The New Nation Birthstone of the Nation William Lamb - Quarrier

William Lamb - Quarrier

Oral history should play a part in historical research, but there must always be an effort to find documentation to support it, at least in part. When the MacGregor family purchased Concord in 1859, they were told some of the oral history of the property. On the eastern end of the yard is a finely executed and inscribed Aquia freestone grave marker for Mary Lamb (c.1767-1815), the wife of William Lamb. The MacGregors were told that she had been enslaved by the Waller family and that her husband, who worked in the nearby quarries, had made the tombstone for her. It is one of the few inscribed gravestones for an enslaved person in the state of Virginia. Recently, documentation for at least part of the oral history was discovered amongst the records of the Commissioners who were responsible for the building of Washington, DC.

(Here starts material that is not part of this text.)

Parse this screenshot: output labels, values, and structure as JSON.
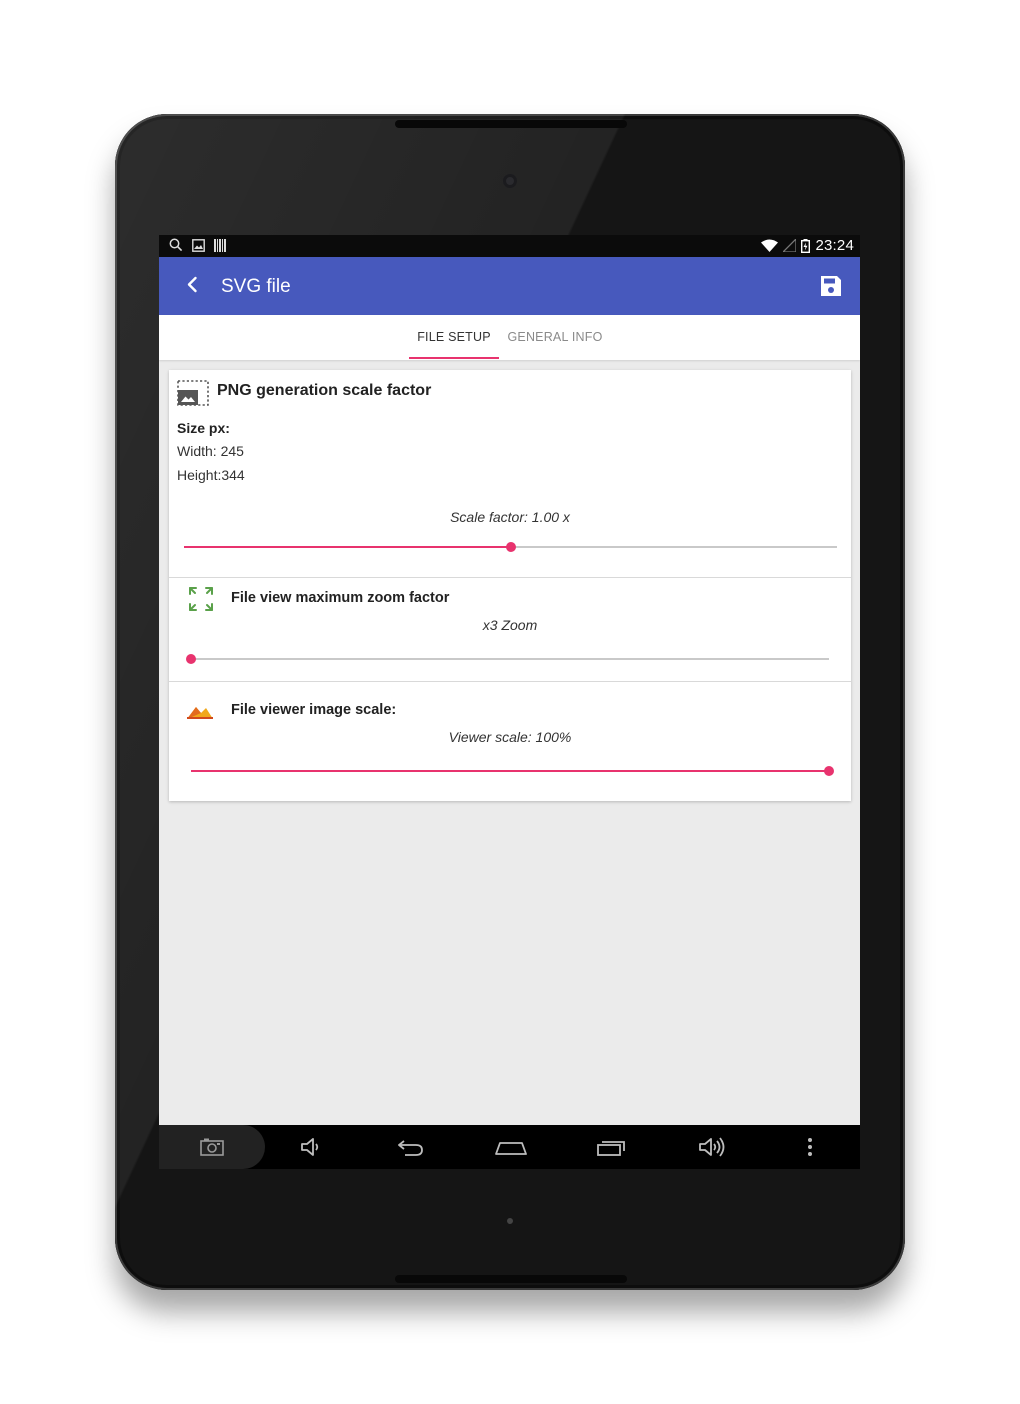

Whether or not William Lamb was ever enslaved is unknown. Certainly, by 1816, he was free as he received $94.40 from the government as payment for 15 tons of freestone ordered for the President’s House. In the fall of 1817, William participated in the firm of Holmes & Lamb, which sold some 73 tons of stone to the Commissioners for $435.58 (Miscellaneous Treasury Accounts, rolls 225, 254). In December of that year, William sent another 20 tons to Washington for use in the Capitol. He signed the receipt for this payment with a mark. The following April, the Commissioners informed a group of nine quarriers that a “considerable quantity of freestone will be required this season for the public buildings here.” William Lamb was amongst those invited to submit a proposal. The Commissioners asked the quarriers to estimate what quantity of stone they would be able to provide by November. “The stone must be fine, durable, and subjected to a nice inspection” (Washington Commissioners’ Records, Apr. 18, 1818). Between 1816 and 1822, the Commissioners paid Lamb $791.78 for about 109 tons of freestone. This was used at both the President’s House and the Capitol. We do not know if he was quarrying at Concord or elsewhere. Though he has no gravestone, William may be buried with his wife at Concord.

The receipt states on Dec. 3, 1817, William Lamb was paid $161.06 for just over 20 tons of “Shop stone” delivered to Washington by Stafford quarrier and shipper James Morton (1793-1860). This had been ordered for use in the Capitol. William signed the receipt with a mark. George Blagden, Superintendent of Masons, signed the receipt as having measured the quantity (Miscellaneous Treasury Accounts, roll 254). Shop stone was a lower grade material that was suitable for foundations, fill, etc.

While William Lamb wasn’t a major supplier of stone to Washington, he was the only African American quarrier the writer found named in the Washington Commissioners’ records as having received payment for freestone.